Health Care Reform and Cost Control: Two Articles Of Caution

I recommend reading “The Obama Administration's Options for Health Care Cost Control: Hope Versus Reality" in the early April Annals of Internal Medicine.

The authors review the literature on how improving the quality of care often does not lower the cost of care. The authors favor of more emphasis on prevention, wider adoption of HIT, better management of chronic diseases, payment reforms that would pay providers on the basis of outcomes, and research on comparative effectiveness to identify preferred diagnostic and treatment options. But they point out that none of these has been shown unequivocally to lower health care costs.
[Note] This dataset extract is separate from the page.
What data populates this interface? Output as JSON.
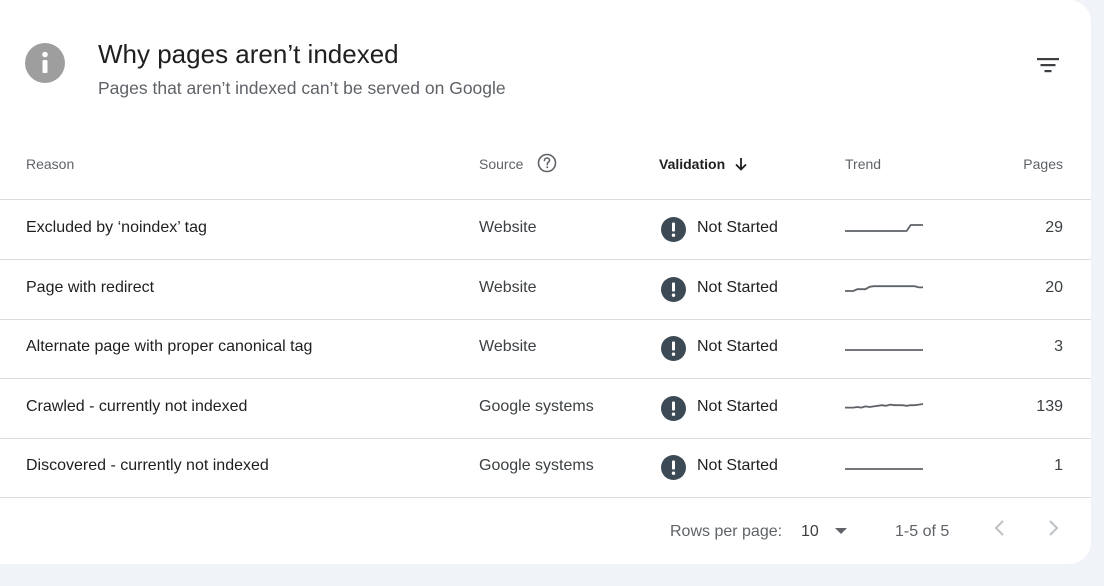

They turn to international examples, noting that concentration of purchasing power, lower prices, and decreasing administrative costs are key to controlling health care costs.

This article represents a trifecta for Jonathan Oberlander, who has published thoughtful pieces on health care reform in Health Affairs, New England Journal, and Annals over the past few months.

The front page of today’s NY Times has an article about growing opposition to the Obama administration’s attempts to save $94 billion from the student loan program over the next decade. Obama’s plan would have the federal government give all loans directly to students, and use the savings to sponsor additional loans and other educational efforts. The banks count on these student loans for billions of profit without much risk, as the loans are federally guaranteed. Obama can’t save the billions without taking it from someone, and the banks aren’t rolling over even though they’ve gotten a federal bailout and bankers have lost substantial public trust .

I read this article and just kept on thinking about health care. Instead of the banks – imagine this article about the angry physicians whose fees would be curtailed as part of health care reform – or the hospitals that face limited bundles for payment -- or the pharmaceutical companies that will face higher price sensitivity – or the health insurers who will face pressure to deliver more value for each administrative dollar.

In health care, as in student loans, if we want to invest, we’ll either spend more or take an uncomfortable chunk out of current spending. And that will leave a trail of angry stakeholders.